[Task objective]: Look through the data below and return each line where "专业护肤品" appears.

[Dataset rows describing interfaces]:
---

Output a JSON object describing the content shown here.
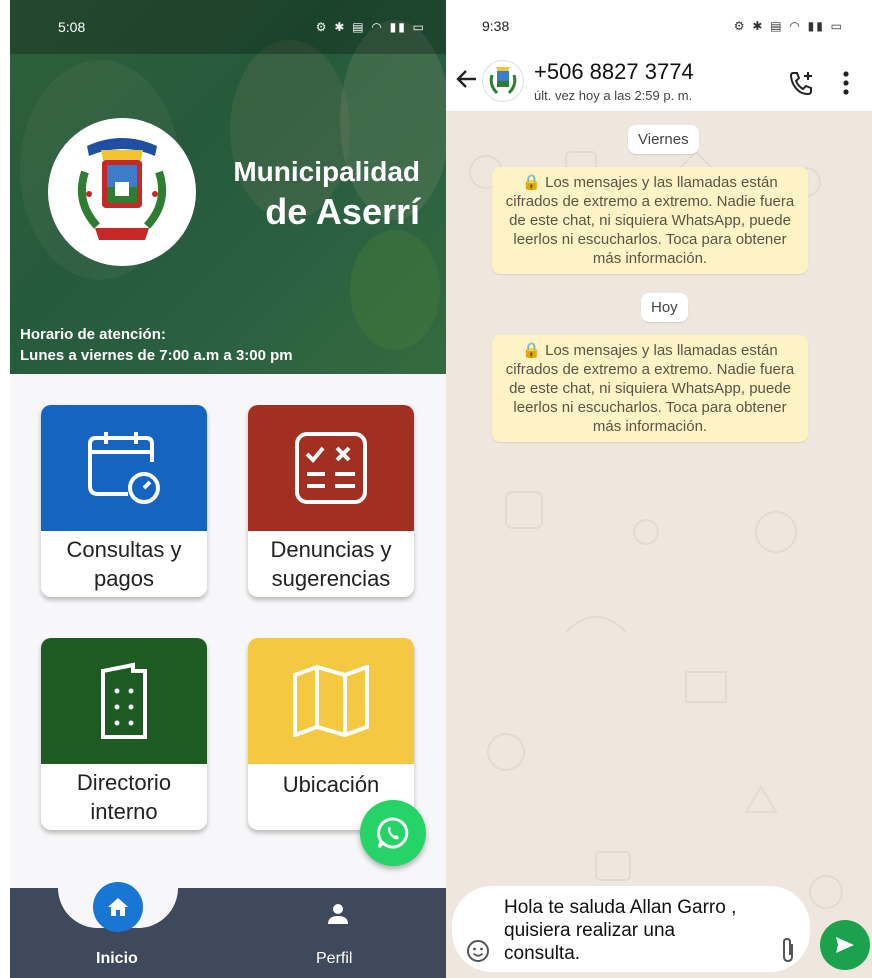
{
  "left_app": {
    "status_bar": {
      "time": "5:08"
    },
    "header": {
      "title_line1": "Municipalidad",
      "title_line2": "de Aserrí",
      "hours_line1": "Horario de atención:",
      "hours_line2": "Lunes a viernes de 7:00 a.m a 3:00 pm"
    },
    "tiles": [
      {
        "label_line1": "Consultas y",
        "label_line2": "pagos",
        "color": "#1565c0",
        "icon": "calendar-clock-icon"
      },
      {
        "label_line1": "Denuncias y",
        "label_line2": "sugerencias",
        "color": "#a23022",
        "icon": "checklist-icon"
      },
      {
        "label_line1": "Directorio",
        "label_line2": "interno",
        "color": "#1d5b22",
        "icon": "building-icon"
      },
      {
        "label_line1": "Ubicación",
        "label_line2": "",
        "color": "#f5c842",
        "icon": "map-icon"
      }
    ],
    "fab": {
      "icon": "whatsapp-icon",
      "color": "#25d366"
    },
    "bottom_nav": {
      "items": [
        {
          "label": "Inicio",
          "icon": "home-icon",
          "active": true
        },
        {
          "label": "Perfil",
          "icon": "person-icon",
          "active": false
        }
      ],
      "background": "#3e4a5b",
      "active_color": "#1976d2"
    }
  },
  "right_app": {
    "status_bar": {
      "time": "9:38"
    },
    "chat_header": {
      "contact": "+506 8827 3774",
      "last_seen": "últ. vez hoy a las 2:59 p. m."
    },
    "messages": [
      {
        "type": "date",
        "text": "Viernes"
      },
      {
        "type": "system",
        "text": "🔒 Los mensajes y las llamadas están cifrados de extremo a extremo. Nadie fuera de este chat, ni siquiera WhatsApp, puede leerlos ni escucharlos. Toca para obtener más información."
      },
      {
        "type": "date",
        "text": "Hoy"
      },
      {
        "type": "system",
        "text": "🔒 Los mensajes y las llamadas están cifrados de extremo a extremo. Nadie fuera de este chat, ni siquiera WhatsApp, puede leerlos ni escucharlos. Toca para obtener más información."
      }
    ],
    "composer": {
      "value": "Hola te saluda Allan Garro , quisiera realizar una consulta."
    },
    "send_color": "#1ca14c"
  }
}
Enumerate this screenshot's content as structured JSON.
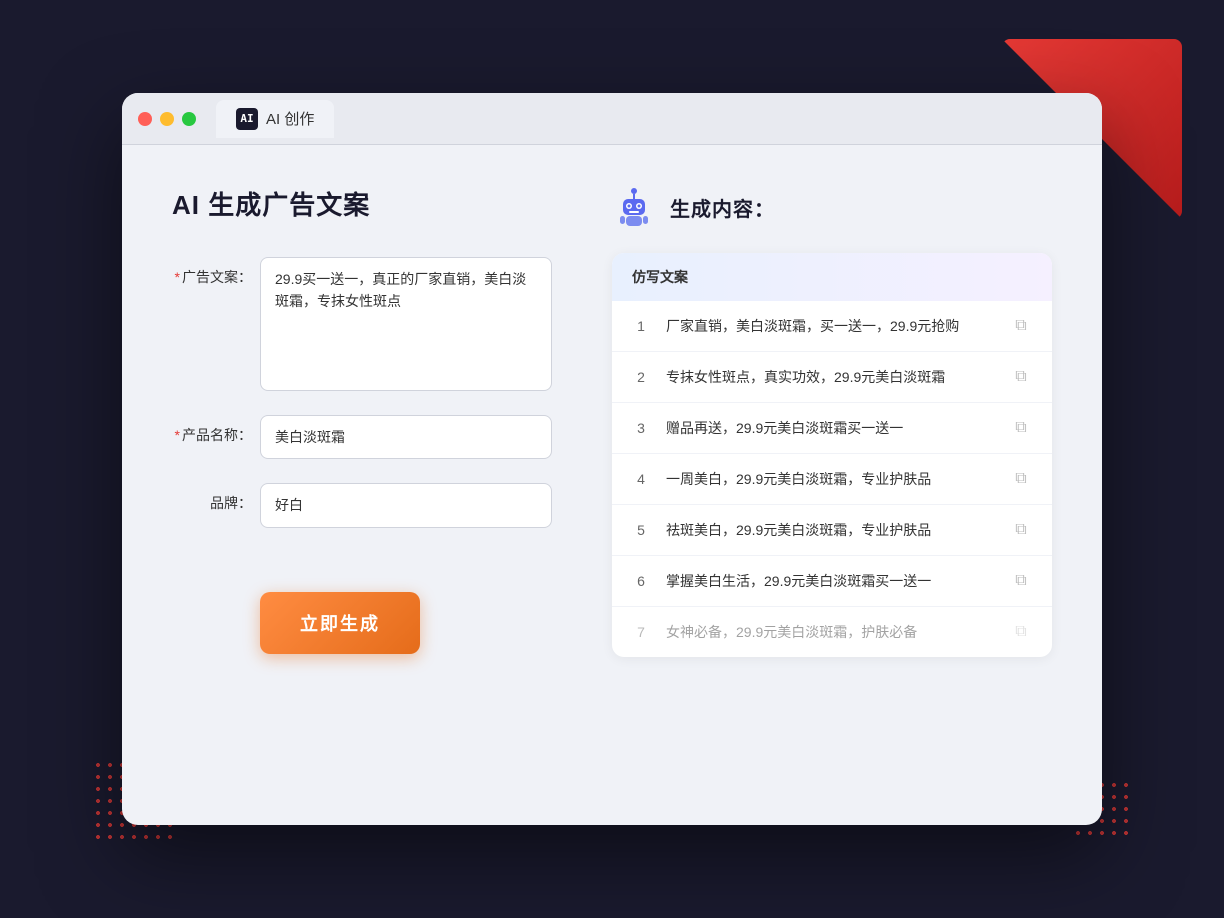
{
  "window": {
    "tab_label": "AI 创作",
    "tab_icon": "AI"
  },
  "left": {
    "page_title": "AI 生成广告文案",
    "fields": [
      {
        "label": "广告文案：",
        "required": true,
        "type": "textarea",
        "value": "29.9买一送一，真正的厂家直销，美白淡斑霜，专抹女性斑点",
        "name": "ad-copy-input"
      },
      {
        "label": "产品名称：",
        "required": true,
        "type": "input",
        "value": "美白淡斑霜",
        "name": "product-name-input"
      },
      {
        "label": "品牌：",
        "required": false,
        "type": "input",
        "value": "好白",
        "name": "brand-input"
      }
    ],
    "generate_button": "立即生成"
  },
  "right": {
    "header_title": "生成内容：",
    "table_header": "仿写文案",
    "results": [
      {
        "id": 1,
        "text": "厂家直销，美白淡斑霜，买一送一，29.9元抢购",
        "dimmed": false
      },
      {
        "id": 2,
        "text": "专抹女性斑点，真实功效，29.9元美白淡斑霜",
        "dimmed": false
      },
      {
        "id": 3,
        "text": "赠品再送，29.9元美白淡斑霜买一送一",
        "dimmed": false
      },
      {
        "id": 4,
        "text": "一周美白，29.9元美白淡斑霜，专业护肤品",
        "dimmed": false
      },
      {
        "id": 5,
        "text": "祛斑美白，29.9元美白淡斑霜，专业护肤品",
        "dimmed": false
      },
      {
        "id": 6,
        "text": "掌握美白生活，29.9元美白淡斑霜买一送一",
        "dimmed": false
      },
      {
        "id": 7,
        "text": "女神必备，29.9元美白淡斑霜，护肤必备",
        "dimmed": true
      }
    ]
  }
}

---

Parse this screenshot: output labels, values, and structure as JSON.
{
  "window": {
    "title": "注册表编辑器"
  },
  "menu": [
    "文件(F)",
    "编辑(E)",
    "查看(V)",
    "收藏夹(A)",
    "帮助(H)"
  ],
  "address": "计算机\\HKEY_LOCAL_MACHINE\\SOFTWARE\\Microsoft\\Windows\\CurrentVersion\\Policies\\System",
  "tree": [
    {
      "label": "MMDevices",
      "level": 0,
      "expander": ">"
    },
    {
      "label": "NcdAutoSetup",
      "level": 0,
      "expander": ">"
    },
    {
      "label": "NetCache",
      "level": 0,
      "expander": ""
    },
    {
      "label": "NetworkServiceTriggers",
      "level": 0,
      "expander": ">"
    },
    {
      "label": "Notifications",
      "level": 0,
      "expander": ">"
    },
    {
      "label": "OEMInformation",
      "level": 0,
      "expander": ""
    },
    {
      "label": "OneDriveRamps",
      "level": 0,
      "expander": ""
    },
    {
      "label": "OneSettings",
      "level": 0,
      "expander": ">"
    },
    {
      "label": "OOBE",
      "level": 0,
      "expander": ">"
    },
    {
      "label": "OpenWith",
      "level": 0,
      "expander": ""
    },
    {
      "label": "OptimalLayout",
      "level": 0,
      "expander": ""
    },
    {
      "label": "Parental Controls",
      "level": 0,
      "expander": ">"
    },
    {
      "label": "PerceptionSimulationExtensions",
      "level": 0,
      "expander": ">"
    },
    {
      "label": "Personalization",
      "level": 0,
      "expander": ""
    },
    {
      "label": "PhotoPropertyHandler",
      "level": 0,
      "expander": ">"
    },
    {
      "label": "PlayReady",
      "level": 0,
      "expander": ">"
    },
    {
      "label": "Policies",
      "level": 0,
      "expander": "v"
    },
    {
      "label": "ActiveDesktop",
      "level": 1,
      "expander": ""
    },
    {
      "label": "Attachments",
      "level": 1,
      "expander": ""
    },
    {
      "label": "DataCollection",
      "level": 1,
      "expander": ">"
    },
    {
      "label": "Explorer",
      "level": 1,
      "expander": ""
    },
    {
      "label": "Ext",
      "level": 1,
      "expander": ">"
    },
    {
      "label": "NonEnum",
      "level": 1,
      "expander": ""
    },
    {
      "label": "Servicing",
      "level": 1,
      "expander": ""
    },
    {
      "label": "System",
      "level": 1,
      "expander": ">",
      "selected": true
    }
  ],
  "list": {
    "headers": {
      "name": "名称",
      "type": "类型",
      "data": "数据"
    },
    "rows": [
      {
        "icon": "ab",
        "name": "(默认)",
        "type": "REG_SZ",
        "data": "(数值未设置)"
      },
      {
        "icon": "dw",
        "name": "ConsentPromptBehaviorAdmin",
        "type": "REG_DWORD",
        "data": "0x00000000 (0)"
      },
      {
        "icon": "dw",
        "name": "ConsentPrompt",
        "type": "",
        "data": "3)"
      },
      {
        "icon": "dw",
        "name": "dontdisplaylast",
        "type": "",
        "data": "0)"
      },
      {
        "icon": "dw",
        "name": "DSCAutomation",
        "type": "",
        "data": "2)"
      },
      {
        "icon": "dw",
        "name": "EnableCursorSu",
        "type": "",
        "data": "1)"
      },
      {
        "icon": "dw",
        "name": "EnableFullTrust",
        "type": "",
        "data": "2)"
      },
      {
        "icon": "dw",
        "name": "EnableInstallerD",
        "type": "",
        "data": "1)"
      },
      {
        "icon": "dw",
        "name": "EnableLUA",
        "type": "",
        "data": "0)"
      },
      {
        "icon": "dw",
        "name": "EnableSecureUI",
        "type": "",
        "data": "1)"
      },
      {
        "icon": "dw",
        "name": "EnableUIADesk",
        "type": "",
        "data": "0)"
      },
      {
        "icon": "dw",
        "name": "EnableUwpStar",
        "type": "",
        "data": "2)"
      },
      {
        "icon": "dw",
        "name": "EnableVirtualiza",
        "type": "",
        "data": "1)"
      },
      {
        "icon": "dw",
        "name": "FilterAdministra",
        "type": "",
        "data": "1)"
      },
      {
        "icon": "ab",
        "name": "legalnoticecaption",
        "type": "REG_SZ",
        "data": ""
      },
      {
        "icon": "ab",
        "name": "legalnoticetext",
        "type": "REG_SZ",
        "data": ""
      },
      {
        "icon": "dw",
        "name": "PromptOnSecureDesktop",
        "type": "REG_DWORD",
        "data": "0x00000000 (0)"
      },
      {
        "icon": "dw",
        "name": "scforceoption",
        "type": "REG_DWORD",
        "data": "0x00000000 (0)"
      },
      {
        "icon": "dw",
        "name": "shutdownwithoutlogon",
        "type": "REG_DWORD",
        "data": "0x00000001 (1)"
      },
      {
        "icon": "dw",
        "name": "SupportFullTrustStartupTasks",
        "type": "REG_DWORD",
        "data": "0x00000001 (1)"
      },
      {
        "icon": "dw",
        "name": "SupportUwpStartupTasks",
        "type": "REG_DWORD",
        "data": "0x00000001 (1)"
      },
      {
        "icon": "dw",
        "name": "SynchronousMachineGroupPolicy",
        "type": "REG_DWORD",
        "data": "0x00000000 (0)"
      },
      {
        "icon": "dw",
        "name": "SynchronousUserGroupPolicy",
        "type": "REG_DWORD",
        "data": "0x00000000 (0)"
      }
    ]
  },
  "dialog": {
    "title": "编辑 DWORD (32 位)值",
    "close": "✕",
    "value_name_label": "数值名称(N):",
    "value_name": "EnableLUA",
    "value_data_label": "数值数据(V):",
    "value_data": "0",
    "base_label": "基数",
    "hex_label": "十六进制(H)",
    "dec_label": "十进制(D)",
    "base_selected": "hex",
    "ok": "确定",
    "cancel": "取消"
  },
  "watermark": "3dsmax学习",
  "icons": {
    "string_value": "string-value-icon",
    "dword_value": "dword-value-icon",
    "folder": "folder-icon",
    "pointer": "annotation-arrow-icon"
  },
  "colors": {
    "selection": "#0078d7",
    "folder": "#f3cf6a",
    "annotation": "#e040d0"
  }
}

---

[Answer section]:
        "text": "一周美白，29.9元美白淡斑霜，专业护肤品",
        "text": "祛斑美白，29.9元美白淡斑霜，专业护肤品",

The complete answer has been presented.